As we close out 2022, we at DevOps.com wanted to highlight the most popular articles of the year. Following is the latest in our series of the Best of 2022.
Welcome to 2022! Let’s start this year’s blogging off with a bang, and point out that we are in the process of creating the biggest lock-in that we have ever had. And I do mean ever. Maybe the hardware lock-in of the old days where vendor A was incompatible with vendor B was worse, but at least that one we acknowledged when we signed the contract. This one is growing on us as I type.
Our DevOps environments in 2022 cannot run without what I like to call the “toolchain controller”: GitLab, Github CI/CD, Atlassian, CircleCI, Jenkins—whatever you are using. Like you need some form of faucet or flow control to make running water work, you need the CI/CD environment to make DevOps work.
You. Can’t. Live. Without. It. And just like any other vendor solution, CI/CD vendors are not going to be in a rush to help you move to a competitor. It won’t be easy or cheap to switch, largely because we are moving everything that might have been on a computer that once had developed code running on it into the toolchain.
Sooner or later, we’ll back off the kitchen sink definition of “What is DevOps?”, but I predict even then we will have to answer “…A lot of what we do,” because DevOps is, by definition, end-to-end. It is about the process and all the steps from design to production.
No matter how long or complex the process through which an organization’s CI/CD tool runs, a plan must be in place to replace it. A workable plan, not a check box plan. When Atlassian decided they preferred cloud-based customers, their customer base was shocked. Atlassian was wise enough to leave an option for customers who really had to have an on-site solution, but it is not difficult to imagine them phasing that option out, or to imagine another vendor dropping on-site support altogether. Some of the more competitive offerings in the space—GitLab springs to mind—are online-only already, making that option more appealing to other vendors as it’s now proven viable.
So, have a plan. This is more important, IMO, than cloud vendor lock-in. Cloud vendors are a small community, and each understands the others, so if push came to shove you could find help moving between the big three cloud vendors. There are dozens of DevOps master controller-type solutions in regular use, and some of them are not at all CI/CD solutions (application release orchestration tools and software infrastructure management tools are two areas doing CI/CD duty at some orgs, for example), so there is not going to be much help moving between them unless you manage to find a very specialized skill set that matches your desired move.
So, have a plan. Yes, I am indeed repeating myself. Know what you’re going to have to do before you have to do it. Include what to do if the master DevOps controller goes down. Because it will, sooner or later.
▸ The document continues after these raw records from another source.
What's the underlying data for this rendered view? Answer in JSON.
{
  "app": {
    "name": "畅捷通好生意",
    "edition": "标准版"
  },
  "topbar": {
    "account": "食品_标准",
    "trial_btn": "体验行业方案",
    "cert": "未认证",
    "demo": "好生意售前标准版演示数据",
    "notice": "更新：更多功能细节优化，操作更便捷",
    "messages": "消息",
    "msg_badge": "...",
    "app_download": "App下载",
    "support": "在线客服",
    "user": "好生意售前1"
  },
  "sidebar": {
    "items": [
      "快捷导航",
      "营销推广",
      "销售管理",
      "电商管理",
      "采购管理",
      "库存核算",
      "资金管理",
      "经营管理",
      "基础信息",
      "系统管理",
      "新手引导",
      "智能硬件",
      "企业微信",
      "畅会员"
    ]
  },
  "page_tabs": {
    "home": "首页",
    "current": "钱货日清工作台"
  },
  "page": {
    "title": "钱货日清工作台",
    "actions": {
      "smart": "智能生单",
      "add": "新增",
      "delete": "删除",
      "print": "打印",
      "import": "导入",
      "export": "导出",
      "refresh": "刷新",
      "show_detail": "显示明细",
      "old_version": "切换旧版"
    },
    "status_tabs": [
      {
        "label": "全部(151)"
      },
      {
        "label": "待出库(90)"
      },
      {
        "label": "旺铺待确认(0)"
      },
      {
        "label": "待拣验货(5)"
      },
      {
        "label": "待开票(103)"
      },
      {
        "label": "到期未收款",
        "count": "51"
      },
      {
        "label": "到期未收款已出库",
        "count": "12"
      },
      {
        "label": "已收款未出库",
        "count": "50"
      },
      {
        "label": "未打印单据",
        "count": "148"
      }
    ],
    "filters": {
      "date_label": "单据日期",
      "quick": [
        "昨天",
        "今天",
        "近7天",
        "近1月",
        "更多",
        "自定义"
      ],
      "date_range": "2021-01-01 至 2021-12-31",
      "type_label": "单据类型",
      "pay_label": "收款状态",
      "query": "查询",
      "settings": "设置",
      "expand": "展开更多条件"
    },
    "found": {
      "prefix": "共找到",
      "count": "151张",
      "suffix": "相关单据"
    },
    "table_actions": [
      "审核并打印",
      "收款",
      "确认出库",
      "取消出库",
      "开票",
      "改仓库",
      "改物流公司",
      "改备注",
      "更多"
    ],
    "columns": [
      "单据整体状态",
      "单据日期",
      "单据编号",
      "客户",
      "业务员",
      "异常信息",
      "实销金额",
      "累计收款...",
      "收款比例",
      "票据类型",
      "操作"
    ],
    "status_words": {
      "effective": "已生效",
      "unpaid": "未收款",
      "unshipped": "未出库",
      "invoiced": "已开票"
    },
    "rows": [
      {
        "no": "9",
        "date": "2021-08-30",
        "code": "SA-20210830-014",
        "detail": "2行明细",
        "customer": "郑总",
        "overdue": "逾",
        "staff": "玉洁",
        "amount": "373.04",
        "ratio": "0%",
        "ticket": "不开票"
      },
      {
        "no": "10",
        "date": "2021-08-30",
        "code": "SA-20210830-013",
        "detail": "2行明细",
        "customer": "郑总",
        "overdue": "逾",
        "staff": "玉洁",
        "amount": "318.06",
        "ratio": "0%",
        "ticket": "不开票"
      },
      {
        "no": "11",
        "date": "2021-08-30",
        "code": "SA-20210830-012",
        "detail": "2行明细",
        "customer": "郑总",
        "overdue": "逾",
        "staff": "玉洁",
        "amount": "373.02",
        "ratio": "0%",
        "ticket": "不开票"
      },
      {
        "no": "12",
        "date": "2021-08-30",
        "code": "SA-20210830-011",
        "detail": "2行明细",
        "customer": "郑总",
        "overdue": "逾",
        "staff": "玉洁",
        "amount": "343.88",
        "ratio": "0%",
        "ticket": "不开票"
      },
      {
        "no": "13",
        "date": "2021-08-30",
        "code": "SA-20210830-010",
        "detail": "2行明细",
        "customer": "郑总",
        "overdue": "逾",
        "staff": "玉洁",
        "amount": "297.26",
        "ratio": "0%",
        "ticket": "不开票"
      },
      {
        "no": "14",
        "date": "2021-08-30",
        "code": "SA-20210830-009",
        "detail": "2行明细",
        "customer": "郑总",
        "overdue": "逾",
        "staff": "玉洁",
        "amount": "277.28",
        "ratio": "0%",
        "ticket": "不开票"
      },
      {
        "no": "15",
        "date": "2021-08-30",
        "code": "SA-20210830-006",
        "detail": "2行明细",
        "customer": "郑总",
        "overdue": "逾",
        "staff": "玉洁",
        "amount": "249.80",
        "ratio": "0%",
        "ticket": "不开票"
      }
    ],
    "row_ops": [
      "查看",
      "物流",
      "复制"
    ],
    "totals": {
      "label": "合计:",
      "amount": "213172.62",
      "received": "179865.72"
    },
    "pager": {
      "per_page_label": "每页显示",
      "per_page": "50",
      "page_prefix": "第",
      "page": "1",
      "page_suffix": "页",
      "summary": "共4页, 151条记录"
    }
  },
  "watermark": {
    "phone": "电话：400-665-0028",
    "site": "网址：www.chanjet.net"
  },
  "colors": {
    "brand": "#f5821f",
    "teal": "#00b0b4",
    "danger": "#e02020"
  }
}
And keep rocking it. Protect your masterworks by protecting what builds them. And keep rolling out the tools your users need. It’s a new year—learn a new skill and use that to turn out even more cool stuff. I haven’t picked a new skill yet, but I’m taking that last bit of advice myself. And again, in the new year, thank you, for all those who don’t know to say it.